Modernizing applications also helps address the growing IT skills gap with regard to the shrinking pool of talent with expertise in legacy applications. Through the modernization process, a company has the opportunity to unravel the layers of code that have evolved through the years to more specifically define the functions of each application and identify and eliminate costly redundancies.

The use of open standards and open source is critical in bringing together these three IT initiatives. Standards-based approaches, as we know, help create a foundation that will support a company's current and future business needs. Open source technology further breaks down the silos and decreases learning curves by fostering community development that freely shares best practices and lessons learned.

For example, the recent contribution of dojo.E to the Dojo Foundation will significantly reduce the development time and costs of building enterprise Web applications without requiring developers master JavaScript or Ajax or rebuild applications from scratch.

To ensure the success of these individual IT initiatives as well a the collective work of the SOA, modernization and enterprise Web 2.0 teams, each of these efforts requires an incremental approach that starts as a team- or department-wide project before it can be rolled out more broadly and eventually support the entire organization.

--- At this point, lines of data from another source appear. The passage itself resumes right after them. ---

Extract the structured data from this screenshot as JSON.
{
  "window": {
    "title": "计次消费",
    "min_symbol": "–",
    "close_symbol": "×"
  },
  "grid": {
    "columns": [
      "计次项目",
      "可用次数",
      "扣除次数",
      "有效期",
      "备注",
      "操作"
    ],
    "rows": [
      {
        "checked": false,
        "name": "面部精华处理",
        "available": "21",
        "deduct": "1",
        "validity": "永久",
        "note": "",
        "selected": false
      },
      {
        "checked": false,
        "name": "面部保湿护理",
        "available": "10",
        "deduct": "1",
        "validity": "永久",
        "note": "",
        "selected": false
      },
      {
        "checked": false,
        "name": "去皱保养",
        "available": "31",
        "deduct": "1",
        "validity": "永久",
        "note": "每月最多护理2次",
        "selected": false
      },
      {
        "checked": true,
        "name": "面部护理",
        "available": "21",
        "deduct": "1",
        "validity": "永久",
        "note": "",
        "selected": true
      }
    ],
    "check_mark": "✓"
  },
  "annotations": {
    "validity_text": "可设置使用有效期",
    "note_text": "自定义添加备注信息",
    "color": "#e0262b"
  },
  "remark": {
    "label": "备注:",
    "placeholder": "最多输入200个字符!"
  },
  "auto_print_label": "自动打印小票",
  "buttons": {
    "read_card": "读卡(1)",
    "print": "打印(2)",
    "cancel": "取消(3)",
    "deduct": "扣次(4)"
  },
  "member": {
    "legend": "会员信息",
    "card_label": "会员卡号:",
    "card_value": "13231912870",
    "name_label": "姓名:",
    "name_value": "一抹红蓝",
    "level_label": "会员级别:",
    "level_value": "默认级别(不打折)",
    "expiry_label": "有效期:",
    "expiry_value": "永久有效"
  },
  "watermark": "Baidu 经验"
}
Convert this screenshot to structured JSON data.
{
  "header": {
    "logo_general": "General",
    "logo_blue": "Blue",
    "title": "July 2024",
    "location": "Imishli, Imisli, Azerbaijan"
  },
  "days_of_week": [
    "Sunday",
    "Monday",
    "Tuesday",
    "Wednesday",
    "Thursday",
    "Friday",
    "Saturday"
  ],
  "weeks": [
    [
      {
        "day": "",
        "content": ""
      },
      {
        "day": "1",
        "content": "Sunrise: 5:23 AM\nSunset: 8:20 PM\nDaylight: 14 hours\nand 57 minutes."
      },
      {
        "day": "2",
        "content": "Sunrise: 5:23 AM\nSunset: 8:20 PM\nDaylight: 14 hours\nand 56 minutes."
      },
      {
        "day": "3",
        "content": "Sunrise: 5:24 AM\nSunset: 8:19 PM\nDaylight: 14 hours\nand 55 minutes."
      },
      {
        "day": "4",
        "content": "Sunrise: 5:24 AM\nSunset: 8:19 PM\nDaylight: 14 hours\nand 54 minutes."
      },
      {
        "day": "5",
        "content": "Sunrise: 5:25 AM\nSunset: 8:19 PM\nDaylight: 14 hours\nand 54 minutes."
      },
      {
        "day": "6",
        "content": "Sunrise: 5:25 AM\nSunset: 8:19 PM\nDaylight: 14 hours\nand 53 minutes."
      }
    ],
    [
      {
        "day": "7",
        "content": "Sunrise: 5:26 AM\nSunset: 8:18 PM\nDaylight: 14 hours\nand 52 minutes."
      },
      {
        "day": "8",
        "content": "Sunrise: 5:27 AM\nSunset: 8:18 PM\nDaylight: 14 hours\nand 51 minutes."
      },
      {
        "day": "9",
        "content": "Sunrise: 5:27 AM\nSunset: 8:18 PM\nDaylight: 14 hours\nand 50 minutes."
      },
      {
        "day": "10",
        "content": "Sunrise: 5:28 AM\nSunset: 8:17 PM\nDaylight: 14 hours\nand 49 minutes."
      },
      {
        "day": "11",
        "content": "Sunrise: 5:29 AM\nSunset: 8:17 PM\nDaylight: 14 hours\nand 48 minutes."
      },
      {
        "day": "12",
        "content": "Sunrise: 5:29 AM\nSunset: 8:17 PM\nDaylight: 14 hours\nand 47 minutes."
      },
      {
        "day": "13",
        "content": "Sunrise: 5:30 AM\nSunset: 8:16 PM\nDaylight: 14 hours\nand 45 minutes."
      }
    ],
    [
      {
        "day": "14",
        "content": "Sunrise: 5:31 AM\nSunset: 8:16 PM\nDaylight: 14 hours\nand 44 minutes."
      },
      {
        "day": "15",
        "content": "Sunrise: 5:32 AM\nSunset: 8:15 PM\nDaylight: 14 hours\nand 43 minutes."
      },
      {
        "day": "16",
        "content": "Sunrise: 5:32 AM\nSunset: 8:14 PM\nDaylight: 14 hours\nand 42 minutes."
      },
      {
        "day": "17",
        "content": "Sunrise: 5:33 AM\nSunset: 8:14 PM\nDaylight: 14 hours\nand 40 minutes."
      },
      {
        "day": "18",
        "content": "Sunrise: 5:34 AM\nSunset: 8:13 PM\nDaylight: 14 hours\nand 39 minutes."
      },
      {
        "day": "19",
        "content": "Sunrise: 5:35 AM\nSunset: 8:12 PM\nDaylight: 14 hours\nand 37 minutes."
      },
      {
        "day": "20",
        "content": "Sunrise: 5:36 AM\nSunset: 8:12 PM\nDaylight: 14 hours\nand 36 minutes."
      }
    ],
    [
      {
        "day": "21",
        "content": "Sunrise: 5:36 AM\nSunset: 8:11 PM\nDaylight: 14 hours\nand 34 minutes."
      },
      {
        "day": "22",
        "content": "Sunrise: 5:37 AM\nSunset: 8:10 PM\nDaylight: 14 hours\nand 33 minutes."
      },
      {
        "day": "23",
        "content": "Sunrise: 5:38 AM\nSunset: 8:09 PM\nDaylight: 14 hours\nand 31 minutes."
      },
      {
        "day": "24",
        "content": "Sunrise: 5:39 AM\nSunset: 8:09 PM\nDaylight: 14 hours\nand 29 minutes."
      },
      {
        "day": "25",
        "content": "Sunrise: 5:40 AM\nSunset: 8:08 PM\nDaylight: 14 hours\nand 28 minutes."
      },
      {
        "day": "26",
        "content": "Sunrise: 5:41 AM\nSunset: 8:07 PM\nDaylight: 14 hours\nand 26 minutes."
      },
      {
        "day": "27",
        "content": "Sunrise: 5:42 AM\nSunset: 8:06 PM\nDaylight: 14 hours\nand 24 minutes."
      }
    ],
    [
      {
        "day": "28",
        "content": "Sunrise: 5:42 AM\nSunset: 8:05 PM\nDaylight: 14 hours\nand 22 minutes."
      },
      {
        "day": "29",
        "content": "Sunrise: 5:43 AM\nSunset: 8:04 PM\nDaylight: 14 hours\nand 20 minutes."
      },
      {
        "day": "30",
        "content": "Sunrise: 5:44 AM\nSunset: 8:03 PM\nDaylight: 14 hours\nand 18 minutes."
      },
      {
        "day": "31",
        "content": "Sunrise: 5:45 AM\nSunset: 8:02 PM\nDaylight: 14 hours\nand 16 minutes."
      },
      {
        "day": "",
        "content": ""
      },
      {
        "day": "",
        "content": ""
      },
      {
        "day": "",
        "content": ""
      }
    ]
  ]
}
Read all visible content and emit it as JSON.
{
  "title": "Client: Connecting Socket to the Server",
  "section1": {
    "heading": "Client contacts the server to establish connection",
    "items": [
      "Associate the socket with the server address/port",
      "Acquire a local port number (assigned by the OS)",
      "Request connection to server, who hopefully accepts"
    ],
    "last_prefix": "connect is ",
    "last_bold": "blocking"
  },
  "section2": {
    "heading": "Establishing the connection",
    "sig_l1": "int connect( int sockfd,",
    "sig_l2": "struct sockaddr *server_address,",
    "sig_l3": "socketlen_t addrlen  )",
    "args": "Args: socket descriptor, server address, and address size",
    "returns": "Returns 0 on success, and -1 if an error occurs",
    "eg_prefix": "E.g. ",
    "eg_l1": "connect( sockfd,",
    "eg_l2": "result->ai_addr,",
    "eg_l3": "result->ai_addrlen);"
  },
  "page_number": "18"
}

Given that efforts such as SOA, enterprise Web 2.0, and application modernization can have such a dramatic effect on the organization from a business perspective, it only makes sense to bring together the teams so that the organization's goals can be met through the use of technology.

Jeremy Chone is chief technology officer at Nexaweb. You can reach the author at